Your objective
Return the entries in their entirety, precisely as given.

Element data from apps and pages
--

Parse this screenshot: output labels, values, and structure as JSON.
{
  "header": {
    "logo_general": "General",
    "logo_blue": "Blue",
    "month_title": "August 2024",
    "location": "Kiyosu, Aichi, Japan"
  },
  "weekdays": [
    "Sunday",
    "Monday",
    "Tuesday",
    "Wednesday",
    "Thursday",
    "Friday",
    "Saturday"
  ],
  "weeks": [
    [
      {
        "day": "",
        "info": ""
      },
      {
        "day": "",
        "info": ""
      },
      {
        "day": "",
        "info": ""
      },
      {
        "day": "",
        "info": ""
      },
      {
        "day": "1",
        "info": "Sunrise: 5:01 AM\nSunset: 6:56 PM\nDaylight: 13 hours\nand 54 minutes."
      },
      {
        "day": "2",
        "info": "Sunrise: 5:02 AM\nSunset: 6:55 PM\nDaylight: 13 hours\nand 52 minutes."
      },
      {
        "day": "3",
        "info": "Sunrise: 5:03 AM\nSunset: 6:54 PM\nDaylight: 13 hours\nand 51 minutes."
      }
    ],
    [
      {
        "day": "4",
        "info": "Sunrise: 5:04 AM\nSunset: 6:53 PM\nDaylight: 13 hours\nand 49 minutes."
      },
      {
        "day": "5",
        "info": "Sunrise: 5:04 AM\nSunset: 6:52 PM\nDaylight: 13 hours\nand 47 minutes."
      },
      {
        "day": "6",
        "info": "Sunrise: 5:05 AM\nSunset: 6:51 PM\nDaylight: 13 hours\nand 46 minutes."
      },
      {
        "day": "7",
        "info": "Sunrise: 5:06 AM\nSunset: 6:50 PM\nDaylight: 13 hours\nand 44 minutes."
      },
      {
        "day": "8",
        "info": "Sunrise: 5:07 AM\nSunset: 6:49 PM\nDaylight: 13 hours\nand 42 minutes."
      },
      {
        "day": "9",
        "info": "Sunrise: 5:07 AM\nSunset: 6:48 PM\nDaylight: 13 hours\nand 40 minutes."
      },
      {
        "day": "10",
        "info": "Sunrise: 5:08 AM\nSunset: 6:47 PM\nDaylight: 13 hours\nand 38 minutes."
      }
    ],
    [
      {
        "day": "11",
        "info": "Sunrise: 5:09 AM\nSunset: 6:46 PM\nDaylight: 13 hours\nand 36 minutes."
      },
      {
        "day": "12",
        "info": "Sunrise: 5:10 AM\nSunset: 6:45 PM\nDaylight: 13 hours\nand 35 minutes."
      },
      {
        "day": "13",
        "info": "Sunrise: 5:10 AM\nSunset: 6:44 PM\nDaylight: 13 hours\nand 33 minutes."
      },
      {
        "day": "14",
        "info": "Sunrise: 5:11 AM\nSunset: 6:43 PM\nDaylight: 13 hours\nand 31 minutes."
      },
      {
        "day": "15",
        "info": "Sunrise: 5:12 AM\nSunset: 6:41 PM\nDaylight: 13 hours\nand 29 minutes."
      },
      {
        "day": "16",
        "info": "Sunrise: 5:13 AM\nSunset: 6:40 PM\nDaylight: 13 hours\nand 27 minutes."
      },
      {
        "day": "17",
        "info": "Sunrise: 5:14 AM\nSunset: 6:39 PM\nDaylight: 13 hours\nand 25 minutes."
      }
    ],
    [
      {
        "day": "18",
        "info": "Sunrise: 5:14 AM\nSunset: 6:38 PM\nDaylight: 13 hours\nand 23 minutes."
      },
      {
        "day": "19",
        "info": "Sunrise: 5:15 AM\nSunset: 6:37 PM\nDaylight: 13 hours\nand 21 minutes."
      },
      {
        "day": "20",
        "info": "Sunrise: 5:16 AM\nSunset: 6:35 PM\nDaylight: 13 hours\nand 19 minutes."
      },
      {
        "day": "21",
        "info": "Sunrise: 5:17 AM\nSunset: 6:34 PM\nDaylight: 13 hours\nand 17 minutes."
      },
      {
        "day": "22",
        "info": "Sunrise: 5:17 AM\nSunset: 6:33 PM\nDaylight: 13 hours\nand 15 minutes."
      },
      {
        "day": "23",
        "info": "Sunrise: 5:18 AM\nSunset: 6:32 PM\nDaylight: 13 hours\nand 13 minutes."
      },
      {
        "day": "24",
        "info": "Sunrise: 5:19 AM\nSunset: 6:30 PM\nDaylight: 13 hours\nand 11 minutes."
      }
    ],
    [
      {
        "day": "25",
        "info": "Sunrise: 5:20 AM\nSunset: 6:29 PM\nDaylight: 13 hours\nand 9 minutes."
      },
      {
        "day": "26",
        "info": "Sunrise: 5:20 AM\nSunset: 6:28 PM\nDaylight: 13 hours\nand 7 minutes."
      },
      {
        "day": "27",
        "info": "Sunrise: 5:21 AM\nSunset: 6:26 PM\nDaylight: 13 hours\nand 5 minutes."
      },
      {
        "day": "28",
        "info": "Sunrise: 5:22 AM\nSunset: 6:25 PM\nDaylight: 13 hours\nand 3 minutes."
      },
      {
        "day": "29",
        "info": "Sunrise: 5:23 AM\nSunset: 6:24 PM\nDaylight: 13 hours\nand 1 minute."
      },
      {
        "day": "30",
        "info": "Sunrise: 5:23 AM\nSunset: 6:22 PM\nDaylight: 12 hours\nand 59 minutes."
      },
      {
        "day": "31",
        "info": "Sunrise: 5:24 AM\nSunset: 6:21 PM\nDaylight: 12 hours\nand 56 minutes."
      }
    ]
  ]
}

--

Task answer
Parse this screenshot: output labels, values, and structure as JSON.
{
  "header": {
    "logo_general": "General",
    "logo_blue": "Blue",
    "month_title": "August 2024",
    "location": "Kiyosu, Aichi, Japan"
  },
  "weekdays": [
    "Sunday",
    "Monday",
    "Tuesday",
    "Wednesday",
    "Thursday",
    "Friday",
    "Saturday"
  ],
  "weeks": [
    [
      {
        "day": "",
        "info": ""
      },
      {
        "day": "",
        "info": ""
      },
      {
        "day": "",
        "info": ""
      },
      {
        "day": "",
        "info": ""
      },
      {
        "day": "1",
        "info": "Sunrise: 5:01 AM\nSunset: 6:56 PM\nDaylight: 13 hours\nand 54 minutes."
      },
      {
        "day": "2",
        "info": "Sunrise: 5:02 AM\nSunset: 6:55 PM\nDaylight: 13 hours\nand 52 minutes."
      },
      {
        "day": "3",
        "info": "Sunrise: 5:03 AM\nSunset: 6:54 PM\nDaylight: 13 hours\nand 51 minutes."
      }
    ],
    [
      {
        "day": "4",
        "info": "Sunrise: 5:04 AM\nSunset: 6:53 PM\nDaylight: 13 hours\nand 49 minutes."
      },
      {
        "day": "5",
        "info": "Sunrise: 5:04 AM\nSunset: 6:52 PM\nDaylight: 13 hours\nand 47 minutes."
      },
      {
        "day": "6",
        "info": "Sunrise: 5:05 AM\nSunset: 6:51 PM\nDaylight: 13 hours\nand 46 minutes."
      },
      {
        "day": "7",
        "info": "Sunrise: 5:06 AM\nSunset: 6:50 PM\nDaylight: 13 hours\nand 44 minutes."
      },
      {
        "day": "8",
        "info": "Sunrise: 5:07 AM\nSunset: 6:49 PM\nDaylight: 13 hours\nand 42 minutes."
      },
      {
        "day": "9",
        "info": "Sunrise: 5:07 AM\nSunset: 6:48 PM\nDaylight: 13 hours\nand 40 minutes."
      },
      {
        "day": "10",
        "info": "Sunrise: 5:08 AM\nSunset: 6:47 PM\nDaylight: 13 hours\nand 38 minutes."
      }
    ],
    [
      {
        "day": "11",
        "info": "Sunrise: 5:09 AM\nSunset: 6:46 PM\nDaylight: 13 hours\nand 36 minutes."
      },
      {
        "day": "12",
        "info": "Sunrise: 5:10 AM\nSunset: 6:45 PM\nDaylight: 13 hours\nand 35 minutes."
      },
      {
        "day": "13",
        "info": "Sunrise: 5:10 AM\nSunset: 6:44 PM\nDaylight: 13 hours\nand 33 minutes."
      },
      {
        "day": "14",
        "info": "Sunrise: 5:11 AM\nSunset: 6:43 PM\nDaylight: 13 hours\nand 31 minutes."
      },
      {
        "day": "15",
        "info": "Sunrise: 5:12 AM\nSunset: 6:41 PM\nDaylight: 13 hours\nand 29 minutes."
      },
      {
        "day": "16",
        "info": "Sunrise: 5:13 AM\nSunset: 6:40 PM\nDaylight: 13 hours\nand 27 minutes."
      },
      {
        "day": "17",
        "info": "Sunrise: 5:14 AM\nSunset: 6:39 PM\nDaylight: 13 hours\nand 25 minutes."
      }
    ],
    [
      {
        "day": "18",
        "info": "Sunrise: 5:14 AM\nSunset: 6:38 PM\nDaylight: 13 hours\nand 23 minutes."
      },
      {
        "day": "19",
        "info": "Sunrise: 5:15 AM\nSunset: 6:37 PM\nDaylight: 13 hours\nand 21 minutes."
      },
      {
        "day": "20",
        "info": "Sunrise: 5:16 AM\nSunset: 6:35 PM\nDaylight: 13 hours\nand 19 minutes."
      },
      {
        "day": "21",
        "info": "Sunrise: 5:17 AM\nSunset: 6:34 PM\nDaylight: 13 hours\nand 17 minutes."
      },
      {
        "day": "22",
        "info": "Sunrise: 5:17 AM\nSunset: 6:33 PM\nDaylight: 13 hours\nand 15 minutes."
      },
      {
        "day": "23",
        "info": "Sunrise: 5:18 AM\nSunset: 6:32 PM\nDaylight: 13 hours\nand 13 minutes."
      },
      {
        "day": "24",
        "info": "Sunrise: 5:19 AM\nSunset: 6:30 PM\nDaylight: 13 hours\nand 11 minutes."
      }
    ],
    [
      {
        "day": "25",
        "info": "Sunrise: 5:20 AM\nSunset: 6:29 PM\nDaylight: 13 hours\nand 9 minutes."
      },
      {
        "day": "26",
        "info": "Sunrise: 5:20 AM\nSunset: 6:28 PM\nDaylight: 13 hours\nand 7 minutes."
      },
      {
        "day": "27",
        "info": "Sunrise: 5:21 AM\nSunset: 6:26 PM\nDaylight: 13 hours\nand 5 minutes."
      },
      {
        "day": "28",
        "info": "Sunrise: 5:22 AM\nSunset: 6:25 PM\nDaylight: 13 hours\nand 3 minutes."
      },
      {
        "day": "29",
        "info": "Sunrise: 5:23 AM\nSunset: 6:24 PM\nDaylight: 13 hours\nand 1 minute."
      },
      {
        "day": "30",
        "info": "Sunrise: 5:23 AM\nSunset: 6:22 PM\nDaylight: 12 hours\nand 59 minutes."
      },
      {
        "day": "31",
        "info": "Sunrise: 5:24 AM\nSunset: 6:21 PM\nDaylight: 12 hours\nand 56 minutes."
      }
    ]
  ]
}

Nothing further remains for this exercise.